(Dataset extract begins)
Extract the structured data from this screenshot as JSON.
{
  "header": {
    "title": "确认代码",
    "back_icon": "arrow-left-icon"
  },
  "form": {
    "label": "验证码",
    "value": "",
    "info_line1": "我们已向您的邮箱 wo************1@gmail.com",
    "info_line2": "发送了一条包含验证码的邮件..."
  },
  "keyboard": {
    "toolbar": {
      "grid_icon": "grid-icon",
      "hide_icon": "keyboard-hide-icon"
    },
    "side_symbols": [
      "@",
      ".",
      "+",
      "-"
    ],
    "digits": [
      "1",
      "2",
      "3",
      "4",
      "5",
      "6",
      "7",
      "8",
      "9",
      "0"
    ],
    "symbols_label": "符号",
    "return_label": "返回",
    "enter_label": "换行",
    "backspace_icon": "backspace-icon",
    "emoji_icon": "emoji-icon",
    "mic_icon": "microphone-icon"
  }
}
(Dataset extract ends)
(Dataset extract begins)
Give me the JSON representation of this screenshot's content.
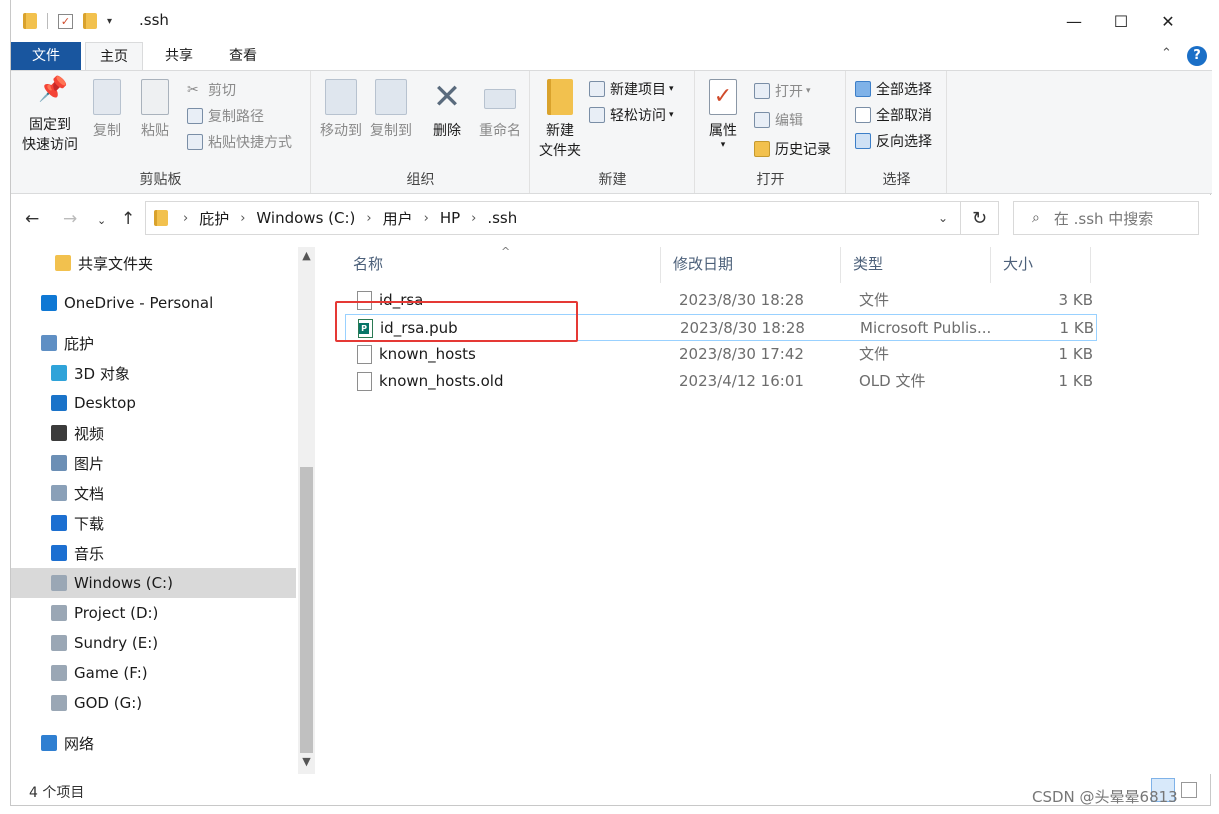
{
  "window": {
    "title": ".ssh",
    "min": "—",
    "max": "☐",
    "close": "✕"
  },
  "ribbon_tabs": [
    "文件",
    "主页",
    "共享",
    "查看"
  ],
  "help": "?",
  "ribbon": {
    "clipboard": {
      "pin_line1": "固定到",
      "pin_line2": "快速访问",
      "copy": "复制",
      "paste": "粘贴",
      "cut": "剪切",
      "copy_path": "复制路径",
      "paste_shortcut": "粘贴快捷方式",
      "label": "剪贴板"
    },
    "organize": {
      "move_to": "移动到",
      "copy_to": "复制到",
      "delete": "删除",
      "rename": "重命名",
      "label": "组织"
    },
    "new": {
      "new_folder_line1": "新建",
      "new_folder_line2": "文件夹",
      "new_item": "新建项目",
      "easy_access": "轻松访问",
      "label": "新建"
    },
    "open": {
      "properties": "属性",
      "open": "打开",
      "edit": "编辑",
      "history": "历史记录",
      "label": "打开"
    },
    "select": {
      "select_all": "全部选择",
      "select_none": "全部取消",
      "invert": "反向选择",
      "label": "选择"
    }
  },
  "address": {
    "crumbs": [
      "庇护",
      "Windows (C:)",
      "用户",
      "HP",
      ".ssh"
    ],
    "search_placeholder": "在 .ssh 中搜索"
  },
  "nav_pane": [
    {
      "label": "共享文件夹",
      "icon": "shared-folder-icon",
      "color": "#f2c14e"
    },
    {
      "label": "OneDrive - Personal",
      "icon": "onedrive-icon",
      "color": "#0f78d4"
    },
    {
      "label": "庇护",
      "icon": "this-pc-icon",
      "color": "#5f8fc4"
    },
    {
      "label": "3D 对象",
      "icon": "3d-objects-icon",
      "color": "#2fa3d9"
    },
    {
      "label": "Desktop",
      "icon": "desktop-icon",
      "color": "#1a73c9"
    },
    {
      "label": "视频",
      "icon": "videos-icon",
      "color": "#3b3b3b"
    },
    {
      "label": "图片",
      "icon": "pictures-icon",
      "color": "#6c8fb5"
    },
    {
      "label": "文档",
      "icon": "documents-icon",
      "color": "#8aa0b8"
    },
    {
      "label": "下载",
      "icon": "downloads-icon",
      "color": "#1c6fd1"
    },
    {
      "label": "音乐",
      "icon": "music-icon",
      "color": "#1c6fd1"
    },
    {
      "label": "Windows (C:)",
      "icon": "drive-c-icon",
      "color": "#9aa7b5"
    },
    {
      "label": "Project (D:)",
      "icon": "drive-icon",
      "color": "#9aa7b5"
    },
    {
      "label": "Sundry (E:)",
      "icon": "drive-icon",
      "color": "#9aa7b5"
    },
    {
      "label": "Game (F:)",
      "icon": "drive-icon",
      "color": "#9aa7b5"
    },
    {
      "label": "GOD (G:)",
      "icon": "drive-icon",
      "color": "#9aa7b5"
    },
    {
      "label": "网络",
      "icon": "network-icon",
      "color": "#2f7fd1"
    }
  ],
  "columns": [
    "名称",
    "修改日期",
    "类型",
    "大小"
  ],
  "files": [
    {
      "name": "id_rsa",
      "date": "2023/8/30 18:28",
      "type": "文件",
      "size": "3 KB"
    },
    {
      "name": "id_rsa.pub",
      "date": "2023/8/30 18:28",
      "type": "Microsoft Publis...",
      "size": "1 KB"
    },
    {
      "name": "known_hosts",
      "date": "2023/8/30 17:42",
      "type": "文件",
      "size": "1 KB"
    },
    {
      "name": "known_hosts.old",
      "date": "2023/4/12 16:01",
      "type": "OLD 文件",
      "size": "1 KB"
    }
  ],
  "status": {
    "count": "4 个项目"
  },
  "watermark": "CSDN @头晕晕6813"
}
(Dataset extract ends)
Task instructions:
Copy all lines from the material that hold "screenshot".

Answer box:
Extract the structured data from this screenshot as JSON.
Give me the JSON representation of this screenshot's content.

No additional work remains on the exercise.